Es Past Nisht (ess PAHSS-nisht)
Meaning: unfitting, inappropriate
• There is a Jewish phrase some parents will use with their children when they do something wrong. It says, “Es past nisht.”Literally translated, it means, “this does not become you.’” It tells the child that he/she isn’t bad but that they are, indeed, too good to be doing something beneath them. (See “Ponderings from a Wandering Pastor”; bit.ly/2k1mSmU)
• “The Midrash, in Esther Rabbah (7:5), suggests that Haman sewed an image, a depiction of a god on his clothes. Mordechai, seeing the image, cannot bow since bowing publicly to an idol or image is clearly forbidden. In fact es past nisht ...” (bit.ly/2krA6JQ)
• “Our family’s boxing promoter friend was an anomaly, but only because of a vague sense that “es past nisht,” it just isn’t done; Jews – real Jews – don’t box and neither do they play they polo.” (bit.ly/2lxRUTJ)

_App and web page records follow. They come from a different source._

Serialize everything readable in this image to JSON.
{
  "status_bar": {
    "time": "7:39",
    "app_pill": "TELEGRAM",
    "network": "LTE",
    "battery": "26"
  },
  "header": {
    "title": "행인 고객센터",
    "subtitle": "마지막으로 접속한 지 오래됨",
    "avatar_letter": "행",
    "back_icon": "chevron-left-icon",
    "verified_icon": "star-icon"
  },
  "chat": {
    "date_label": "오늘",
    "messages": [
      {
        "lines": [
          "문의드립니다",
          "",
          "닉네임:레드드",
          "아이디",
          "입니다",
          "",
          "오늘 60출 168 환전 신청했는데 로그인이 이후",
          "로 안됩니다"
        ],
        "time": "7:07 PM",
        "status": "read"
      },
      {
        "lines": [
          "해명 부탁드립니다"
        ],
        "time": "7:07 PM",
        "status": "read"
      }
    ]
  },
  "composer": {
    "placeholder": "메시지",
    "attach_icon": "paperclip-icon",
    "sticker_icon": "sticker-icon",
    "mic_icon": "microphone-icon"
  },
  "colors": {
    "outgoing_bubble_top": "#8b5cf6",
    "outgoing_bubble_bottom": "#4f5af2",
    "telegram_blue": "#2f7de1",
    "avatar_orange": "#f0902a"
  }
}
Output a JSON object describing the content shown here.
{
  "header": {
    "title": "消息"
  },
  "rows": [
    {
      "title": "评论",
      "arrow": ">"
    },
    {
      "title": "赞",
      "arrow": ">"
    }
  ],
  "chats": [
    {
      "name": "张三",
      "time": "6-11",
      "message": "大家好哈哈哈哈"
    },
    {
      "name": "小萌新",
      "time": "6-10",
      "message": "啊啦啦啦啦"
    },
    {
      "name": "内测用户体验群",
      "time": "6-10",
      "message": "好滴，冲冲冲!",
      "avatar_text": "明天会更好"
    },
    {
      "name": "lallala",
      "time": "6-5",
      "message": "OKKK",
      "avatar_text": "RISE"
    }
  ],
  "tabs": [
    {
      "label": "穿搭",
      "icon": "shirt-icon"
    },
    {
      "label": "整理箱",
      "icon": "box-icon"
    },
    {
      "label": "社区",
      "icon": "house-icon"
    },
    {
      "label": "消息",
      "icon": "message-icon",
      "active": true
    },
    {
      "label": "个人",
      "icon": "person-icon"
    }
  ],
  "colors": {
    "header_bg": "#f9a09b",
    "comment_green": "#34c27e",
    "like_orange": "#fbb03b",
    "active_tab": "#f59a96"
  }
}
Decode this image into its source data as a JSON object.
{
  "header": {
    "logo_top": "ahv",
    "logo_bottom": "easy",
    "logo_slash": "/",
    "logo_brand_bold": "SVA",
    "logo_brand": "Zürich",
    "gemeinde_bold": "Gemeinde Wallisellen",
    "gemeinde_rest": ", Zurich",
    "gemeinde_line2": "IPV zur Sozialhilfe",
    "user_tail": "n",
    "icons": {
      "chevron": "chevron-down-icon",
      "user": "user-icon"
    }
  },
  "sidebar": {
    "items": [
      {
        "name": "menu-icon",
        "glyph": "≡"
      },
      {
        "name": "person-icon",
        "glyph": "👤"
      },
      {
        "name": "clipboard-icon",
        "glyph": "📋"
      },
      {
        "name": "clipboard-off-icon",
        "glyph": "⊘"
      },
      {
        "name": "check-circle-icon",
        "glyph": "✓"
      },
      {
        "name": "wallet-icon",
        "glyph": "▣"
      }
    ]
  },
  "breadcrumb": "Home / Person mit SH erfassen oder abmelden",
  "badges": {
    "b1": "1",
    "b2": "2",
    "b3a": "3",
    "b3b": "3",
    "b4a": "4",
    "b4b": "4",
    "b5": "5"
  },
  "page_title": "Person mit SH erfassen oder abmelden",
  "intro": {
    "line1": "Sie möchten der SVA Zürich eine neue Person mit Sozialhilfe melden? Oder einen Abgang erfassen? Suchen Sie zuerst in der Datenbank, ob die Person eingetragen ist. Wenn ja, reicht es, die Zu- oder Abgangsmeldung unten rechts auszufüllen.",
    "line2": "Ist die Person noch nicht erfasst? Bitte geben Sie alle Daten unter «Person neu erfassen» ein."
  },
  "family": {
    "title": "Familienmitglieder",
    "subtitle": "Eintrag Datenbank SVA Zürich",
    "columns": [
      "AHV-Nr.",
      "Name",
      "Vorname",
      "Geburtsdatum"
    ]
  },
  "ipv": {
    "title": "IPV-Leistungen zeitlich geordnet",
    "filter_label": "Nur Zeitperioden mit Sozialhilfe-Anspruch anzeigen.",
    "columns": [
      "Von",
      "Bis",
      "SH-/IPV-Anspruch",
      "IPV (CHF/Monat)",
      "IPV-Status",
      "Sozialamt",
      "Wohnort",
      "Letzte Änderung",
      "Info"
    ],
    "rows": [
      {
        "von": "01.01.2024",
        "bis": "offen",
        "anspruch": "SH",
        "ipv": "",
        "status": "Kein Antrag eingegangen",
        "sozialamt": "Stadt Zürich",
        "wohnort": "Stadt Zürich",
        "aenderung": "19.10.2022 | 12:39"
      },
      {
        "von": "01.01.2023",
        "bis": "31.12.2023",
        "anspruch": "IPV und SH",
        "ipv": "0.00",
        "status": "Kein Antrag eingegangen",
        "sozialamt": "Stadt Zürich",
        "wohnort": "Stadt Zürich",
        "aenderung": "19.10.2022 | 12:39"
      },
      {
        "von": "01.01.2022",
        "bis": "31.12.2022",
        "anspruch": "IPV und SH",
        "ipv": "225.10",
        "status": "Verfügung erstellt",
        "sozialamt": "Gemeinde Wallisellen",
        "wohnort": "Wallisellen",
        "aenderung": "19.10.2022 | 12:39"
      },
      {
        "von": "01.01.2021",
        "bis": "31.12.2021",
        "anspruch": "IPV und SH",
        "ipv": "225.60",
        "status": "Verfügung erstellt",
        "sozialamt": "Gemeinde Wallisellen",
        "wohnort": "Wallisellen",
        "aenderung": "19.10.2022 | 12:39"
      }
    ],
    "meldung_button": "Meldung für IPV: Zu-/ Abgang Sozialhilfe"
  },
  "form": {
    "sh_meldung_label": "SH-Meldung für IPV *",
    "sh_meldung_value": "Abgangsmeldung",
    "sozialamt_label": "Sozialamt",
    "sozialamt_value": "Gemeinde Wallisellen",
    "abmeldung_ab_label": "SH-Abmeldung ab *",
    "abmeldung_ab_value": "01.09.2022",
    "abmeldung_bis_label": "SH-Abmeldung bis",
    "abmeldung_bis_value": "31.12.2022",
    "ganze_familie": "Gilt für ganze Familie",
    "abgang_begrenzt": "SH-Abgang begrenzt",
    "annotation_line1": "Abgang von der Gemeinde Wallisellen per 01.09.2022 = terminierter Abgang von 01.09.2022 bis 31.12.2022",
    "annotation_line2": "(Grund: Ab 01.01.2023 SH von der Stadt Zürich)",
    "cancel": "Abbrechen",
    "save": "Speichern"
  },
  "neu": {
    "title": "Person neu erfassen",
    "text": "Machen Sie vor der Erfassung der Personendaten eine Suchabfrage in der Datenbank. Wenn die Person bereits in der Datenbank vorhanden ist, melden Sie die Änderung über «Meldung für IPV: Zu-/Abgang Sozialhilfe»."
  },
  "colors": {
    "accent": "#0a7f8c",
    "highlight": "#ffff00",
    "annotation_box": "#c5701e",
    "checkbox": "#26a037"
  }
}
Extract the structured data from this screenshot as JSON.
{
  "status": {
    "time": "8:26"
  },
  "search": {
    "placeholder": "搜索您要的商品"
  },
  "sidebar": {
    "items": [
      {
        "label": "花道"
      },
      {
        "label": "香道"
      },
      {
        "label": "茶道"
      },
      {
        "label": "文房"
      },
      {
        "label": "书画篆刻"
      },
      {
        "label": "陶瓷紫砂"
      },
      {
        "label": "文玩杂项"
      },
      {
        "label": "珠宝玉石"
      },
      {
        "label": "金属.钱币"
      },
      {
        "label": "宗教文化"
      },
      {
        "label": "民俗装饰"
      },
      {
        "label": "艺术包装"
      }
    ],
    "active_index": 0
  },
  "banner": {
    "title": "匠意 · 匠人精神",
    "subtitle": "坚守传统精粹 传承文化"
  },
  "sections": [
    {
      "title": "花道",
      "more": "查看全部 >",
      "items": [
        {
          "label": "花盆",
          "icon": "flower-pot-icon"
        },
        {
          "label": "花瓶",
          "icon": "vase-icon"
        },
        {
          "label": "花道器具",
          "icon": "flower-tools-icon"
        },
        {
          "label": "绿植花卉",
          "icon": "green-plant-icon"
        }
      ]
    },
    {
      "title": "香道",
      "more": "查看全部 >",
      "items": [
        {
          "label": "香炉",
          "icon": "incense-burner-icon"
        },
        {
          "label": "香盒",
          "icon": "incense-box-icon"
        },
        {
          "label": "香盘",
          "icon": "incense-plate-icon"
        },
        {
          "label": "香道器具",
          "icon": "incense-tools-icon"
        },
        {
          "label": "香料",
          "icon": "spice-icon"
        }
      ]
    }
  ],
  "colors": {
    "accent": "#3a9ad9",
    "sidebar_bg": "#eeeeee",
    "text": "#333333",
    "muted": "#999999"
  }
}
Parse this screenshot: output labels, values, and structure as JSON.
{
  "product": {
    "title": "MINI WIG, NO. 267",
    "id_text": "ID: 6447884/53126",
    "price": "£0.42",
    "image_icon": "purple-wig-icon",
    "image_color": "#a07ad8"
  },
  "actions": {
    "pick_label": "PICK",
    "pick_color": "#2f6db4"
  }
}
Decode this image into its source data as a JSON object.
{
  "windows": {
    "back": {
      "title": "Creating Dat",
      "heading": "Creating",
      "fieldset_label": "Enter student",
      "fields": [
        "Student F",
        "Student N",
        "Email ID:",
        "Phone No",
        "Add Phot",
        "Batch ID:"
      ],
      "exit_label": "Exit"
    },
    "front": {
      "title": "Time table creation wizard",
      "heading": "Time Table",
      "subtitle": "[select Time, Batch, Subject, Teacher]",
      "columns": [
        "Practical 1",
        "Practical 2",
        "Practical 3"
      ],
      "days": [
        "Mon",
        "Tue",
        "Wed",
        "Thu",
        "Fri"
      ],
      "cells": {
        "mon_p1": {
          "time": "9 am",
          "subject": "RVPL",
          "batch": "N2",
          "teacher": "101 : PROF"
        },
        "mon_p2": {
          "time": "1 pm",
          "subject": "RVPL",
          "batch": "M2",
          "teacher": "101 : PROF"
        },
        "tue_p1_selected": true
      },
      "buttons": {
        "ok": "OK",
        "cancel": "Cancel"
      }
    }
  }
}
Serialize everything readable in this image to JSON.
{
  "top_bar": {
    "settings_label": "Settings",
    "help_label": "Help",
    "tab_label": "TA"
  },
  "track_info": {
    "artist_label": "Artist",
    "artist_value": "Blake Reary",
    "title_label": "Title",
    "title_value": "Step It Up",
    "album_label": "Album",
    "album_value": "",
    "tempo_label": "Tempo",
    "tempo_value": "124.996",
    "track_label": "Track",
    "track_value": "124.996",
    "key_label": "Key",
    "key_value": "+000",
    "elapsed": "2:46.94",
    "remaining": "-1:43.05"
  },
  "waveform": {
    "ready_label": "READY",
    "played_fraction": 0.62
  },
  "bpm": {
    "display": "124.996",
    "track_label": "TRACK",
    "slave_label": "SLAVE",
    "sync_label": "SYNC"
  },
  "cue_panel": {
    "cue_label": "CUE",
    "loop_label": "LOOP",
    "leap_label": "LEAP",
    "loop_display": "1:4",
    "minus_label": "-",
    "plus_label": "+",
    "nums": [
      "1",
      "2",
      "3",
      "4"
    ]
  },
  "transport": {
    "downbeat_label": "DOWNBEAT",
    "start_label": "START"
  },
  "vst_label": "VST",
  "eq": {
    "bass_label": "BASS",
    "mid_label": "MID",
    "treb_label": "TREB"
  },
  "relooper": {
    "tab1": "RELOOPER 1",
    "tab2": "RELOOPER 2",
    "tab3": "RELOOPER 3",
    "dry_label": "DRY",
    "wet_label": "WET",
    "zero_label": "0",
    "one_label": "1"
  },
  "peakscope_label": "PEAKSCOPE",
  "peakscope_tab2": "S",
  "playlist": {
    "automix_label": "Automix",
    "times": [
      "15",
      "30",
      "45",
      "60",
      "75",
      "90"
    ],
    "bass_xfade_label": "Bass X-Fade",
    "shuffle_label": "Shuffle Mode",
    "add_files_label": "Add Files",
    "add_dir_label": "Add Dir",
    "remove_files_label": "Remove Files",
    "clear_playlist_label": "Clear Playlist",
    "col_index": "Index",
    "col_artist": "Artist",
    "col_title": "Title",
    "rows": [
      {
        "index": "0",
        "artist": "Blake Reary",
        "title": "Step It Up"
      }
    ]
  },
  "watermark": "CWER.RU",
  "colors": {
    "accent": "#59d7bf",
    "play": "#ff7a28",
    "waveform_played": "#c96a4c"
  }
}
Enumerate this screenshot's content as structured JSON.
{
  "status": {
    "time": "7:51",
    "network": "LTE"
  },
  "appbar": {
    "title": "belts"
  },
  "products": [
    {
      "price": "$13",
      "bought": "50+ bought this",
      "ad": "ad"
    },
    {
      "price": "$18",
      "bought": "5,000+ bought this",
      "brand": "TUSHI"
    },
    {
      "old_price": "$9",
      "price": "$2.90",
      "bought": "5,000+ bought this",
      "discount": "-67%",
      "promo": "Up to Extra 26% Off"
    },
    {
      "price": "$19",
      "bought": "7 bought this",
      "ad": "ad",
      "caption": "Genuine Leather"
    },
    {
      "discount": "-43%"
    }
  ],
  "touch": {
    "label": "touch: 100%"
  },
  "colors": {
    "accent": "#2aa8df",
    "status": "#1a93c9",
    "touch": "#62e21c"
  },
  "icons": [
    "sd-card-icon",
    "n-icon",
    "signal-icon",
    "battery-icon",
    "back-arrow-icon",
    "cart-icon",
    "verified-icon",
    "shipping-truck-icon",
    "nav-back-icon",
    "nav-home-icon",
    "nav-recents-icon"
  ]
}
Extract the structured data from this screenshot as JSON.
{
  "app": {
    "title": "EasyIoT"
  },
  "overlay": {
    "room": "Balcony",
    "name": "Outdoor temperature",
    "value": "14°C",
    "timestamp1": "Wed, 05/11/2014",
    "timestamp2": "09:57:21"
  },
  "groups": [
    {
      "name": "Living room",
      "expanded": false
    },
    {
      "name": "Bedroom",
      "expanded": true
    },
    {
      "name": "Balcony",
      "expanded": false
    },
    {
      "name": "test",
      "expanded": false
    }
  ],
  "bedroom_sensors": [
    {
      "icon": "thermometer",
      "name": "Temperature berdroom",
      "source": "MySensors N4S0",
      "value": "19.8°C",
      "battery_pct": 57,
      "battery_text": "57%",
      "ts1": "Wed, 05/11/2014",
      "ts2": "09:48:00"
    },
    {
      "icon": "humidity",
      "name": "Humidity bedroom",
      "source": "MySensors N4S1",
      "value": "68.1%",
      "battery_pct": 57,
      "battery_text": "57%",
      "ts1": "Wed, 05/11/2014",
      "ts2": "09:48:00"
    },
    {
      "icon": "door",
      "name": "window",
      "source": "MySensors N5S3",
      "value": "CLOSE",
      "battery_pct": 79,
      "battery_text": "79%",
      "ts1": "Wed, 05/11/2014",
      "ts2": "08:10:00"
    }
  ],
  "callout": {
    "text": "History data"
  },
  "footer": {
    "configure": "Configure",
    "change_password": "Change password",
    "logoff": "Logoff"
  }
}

Shaker Heights resident Harold Ticktin prepares “Yiddish Vinkl” for the Cleveland Jewish News.